Appeals court says BLM did adequate review related to Ivanpah solar project

A three-judge panel at the U.S. Ninth Circuit Court of Appeals on May 5 upheld a lower court decision that found that the federal government did an adequate environmental review of the Ivanpah Solar Electric Generating System project in California.

Western Watersheds Project had appealed the District Court’s summary judgment in favor of the U.S. Bureau of Land Management and project developer BrightSource Energy. The appeals court wrote: “BLM took the requisite ‘hard look’ at the impacts of the Ivanpah Solar Electric Generating System (‘Solar Project’) on the desert tortoise. That BLM estimated tortoise populations based on surveys of only adult tortoises did not render its analysis arbitrary. Juvenile tortoises and their eggs were difficult to detect in population surveys, and the vast majority would die from causes unrelated to the Solar Project before reaching reproductive age. BLM’s consideration of impacts to the desert tortoise species, rather than individuals, was appropriate.”

The appeals court panel also said that BLM adequately discussed the Solar Project’s impacts to desert tortoise habitat fragmentation and connectivity. The final environmental impact statement (EIS) qualitatively discussed both fragmentation and loss of connectivity and quantified expected habitat loss. Although not concentrated in a single subsection of the EIS, the analysis allowed for informed decisionmaking and public participation, the court said.

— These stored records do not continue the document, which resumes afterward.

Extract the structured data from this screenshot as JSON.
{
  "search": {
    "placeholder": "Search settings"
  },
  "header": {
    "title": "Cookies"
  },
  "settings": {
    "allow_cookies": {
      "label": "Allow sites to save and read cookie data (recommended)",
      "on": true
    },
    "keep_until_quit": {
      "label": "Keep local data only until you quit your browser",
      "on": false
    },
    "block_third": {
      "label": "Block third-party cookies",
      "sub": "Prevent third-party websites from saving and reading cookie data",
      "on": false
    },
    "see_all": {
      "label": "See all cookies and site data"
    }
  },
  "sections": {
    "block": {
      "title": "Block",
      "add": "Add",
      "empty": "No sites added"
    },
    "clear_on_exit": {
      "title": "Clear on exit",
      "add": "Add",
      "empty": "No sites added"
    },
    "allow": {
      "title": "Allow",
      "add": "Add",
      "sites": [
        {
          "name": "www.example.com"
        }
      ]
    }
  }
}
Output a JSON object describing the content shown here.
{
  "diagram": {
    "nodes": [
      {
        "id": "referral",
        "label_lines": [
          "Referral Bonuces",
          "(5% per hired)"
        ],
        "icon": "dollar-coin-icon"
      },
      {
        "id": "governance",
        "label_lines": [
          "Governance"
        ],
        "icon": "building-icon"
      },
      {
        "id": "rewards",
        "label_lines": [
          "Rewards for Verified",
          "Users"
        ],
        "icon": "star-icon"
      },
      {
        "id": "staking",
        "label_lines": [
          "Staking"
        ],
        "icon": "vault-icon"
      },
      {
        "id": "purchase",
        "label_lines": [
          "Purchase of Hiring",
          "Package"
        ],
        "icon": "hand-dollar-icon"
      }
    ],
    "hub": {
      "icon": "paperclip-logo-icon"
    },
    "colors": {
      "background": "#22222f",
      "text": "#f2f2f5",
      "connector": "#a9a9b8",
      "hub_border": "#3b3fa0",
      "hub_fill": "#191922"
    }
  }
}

The ruling noted that the BLM also properly reviewed the Eldorado-Ivanpah Transmission Line as a cumulative rather than as a connected project. Because timing precluded BLM from combining the transmission line and the Solar Project in the same EIS, the final EIS adequately incorporated the transmission line by describing its impacts and referring the reader to the draft EIS for the transmission line.

The Western Watersheds Project in January 2013 took the matter to the appeals court. It said the final EIS done by the bureau on this project violates National Environmental Policy Act because it ignores the fact that the project will kill hundreds of protected juvenile tortoises. In fact, including juveniles, up to 1,136 tortoises inhabit the project site and would be killed, injured or displaced by the project, the appeal said.

BrightSource, in a December 2013 brief filed in this case, noted about its 370-MW project: “When fully operational at the end of this year, ISEGS will be the largest concentrated solar energy generator in the United States. It will provide clean, solar-powered electricity to more than 130,000 homes, while eliminating more than 400,000 tons of carbon emissions that would have otherwise been generated to produce the same amount of energy from carbon-based generating plants – the equivalent of taking more than 70,000 cars off the road.”

BrightSource said in that brief that the NEPA review done by the bureau did consider tortoise impacts. “As a result of BLM’s concerns about these and other potential effects, when BLM issued its [record of decision], it imposed a comprehensive set of ‘measures, terms, and conditions’ to ensure that the environmental impacts of the construction and operation of ISEGS would be minimal, while still allowing the Project to produce 370 MW of clean, solar-powered electricity for delivery to customers in California.”

About Barry Cassell 20414 Articles
Barry Cassell is Chief Analyst for GenerationHub covering coal and emission controls issues, projects and policy. He has covered the coal and power generation industry for more than 24 years, beginning in November 2011 at GenerationHub and prior to that as editor of SNL Energy’s Coal Report. He was formerly with Coal Outlook for 15 years as the publication’s editor and contributing writer, and prior to that he was editor of Coal & Synfuels Technology and associate editor of The Energy Report. He has a bachelor’s degree from Central Michigan University.